Activity
Repeat the entries that follow verbatim, without any of their pictures.

Source records
/---

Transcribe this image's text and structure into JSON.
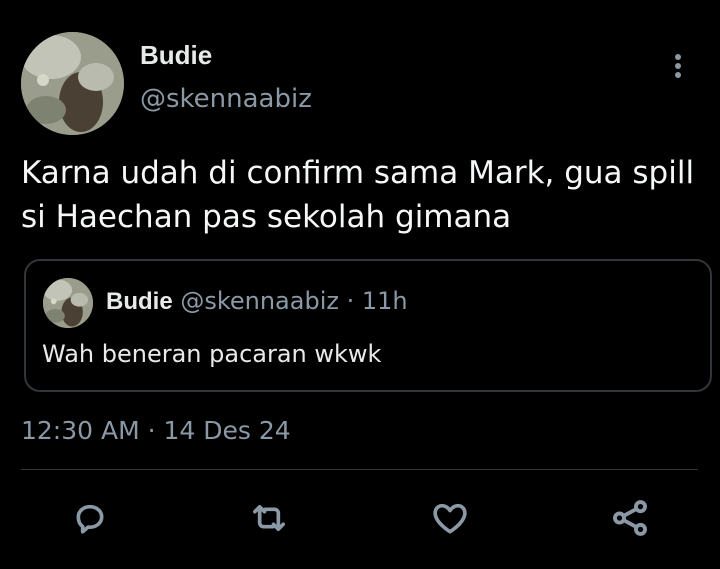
{
  "tweet": {
    "author_name": "Budie",
    "author_handle": "@skennaabiz",
    "text": "Karna udah di confirm sama Mark, gua spill\nsi Haechan pas sekolah gimana",
    "timestamp": "12:30 AM · 14 Des 24"
  },
  "quote": {
    "author_name": "Budie",
    "meta": "@skennaabiz · 11h",
    "text": "Wah beneran pacaran wkwk"
  },
  "icons": {
    "more": "more-vertical-icon",
    "reply": "reply-icon",
    "retweet": "retweet-icon",
    "like": "heart-icon",
    "share": "share-icon"
  },
  "colors": {
    "background": "#000000",
    "text": "#e7e9ea",
    "secondary": "#8b98a5",
    "border": "#333639"
  }
}
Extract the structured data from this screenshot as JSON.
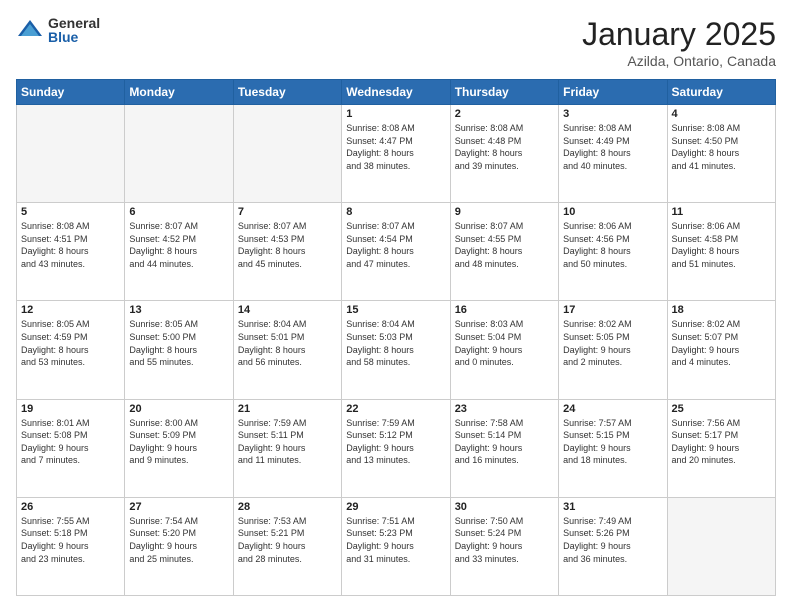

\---

Exercise output
Transcribe this image's text and structure into JSON.
{
  "tweet": {
    "author_name": "Budie",
    "author_handle": "@skennaabiz",
    "text": "Karna udah di confirm sama Mark, gua spill\nsi Haechan pas sekolah gimana",
    "timestamp": "12:30 AM · 14 Des 24"
  },
  "quote": {
    "author_name": "Budie",
    "meta": "@skennaabiz · 11h",
    "text": "Wah beneran pacaran wkwk"
  },
  "icons": {
    "more": "more-vertical-icon",
    "reply": "reply-icon",
    "retweet": "retweet-icon",
    "like": "heart-icon",
    "share": "share-icon"
  },
  "colors": {
    "background": "#000000",
    "text": "#e7e9ea",
    "secondary": "#8b98a5",
    "border": "#333639"
  }
}
Extract the structured data from this screenshot as JSON.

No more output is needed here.